The Gauteng Department of Health noticed an increase in confirmed measles cases since the beginning of March 2017 in the province.
The National Department of Health advised the province to conduct an emergency measles outbreak campaign, vaccinating all children from 6 months up to 5 years with one dose of measles vaccine, irrespective of their vaccination status.
At this stage only Johannesburg will vaccinate children from 6 months to 15 years. In Tshwane, all children from 6 to 59 months or up to 5 years need to be vaccinated.
The City of Tshwane urges all parents or guardians to take their children to their nearest clinic for one dose of measles vaccine. The 2017 Emergency Measles Outbreak Campaign will be conducted from 2 to 26 May 2017. Health professional teams will visit crèches to immunise all children from 6 months up to 5 years with one dose of measles vaccine, irrespective of their immunisation status.
Measles is a serious disease, which can cause blindness, deafness, brain damage, pneumonia and even death.

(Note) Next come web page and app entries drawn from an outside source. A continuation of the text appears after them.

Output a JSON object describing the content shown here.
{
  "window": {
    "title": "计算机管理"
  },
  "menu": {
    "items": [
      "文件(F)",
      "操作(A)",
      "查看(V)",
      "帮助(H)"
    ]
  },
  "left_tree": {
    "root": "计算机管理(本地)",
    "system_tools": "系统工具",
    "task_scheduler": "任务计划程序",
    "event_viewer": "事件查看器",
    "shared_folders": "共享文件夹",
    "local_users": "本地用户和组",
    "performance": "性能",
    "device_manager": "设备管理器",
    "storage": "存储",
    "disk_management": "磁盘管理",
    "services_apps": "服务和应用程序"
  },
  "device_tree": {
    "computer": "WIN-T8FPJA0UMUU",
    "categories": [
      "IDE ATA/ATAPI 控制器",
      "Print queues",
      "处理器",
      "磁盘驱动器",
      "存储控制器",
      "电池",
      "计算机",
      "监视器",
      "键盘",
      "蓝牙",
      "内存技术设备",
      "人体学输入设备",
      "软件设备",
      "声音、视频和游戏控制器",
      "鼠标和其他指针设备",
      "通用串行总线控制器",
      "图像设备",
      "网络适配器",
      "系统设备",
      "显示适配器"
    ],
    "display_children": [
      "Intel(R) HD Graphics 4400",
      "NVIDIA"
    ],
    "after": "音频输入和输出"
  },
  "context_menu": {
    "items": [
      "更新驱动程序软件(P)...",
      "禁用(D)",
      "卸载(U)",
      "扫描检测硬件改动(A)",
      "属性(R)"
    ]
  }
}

It can affect anyone, including children and adults.
What to do
For children in crèches, please complete and sign the consent form and send it back to the crèche the following day. If your children are not attending a crèche, take them to the nearest clinic.
No "Road to Health" cards or booklets are required.
Measles is the most serious of the common childhood viral illnesses.
Symptoms include a fever, rash, runny nose, cough and red eyes .
In severe cases symptoms include mouth ulcers, a painful throat and diarrhoea.
How is it treated?
There is no specific treatment for measles; because it is a virus, it needs to run its course.
• Pain and fever medicine will make the child feel more comfortable when required.
• Keep the child hydrated.
• Good nutrition is essential. Immune-boosting supplements may help, especially vitamin A.
• If a secondary bacterial infection steps in, a doctor will prescribe the appropriate antibiotics.
• The child needs to be kept home and away from people for at least 5 days.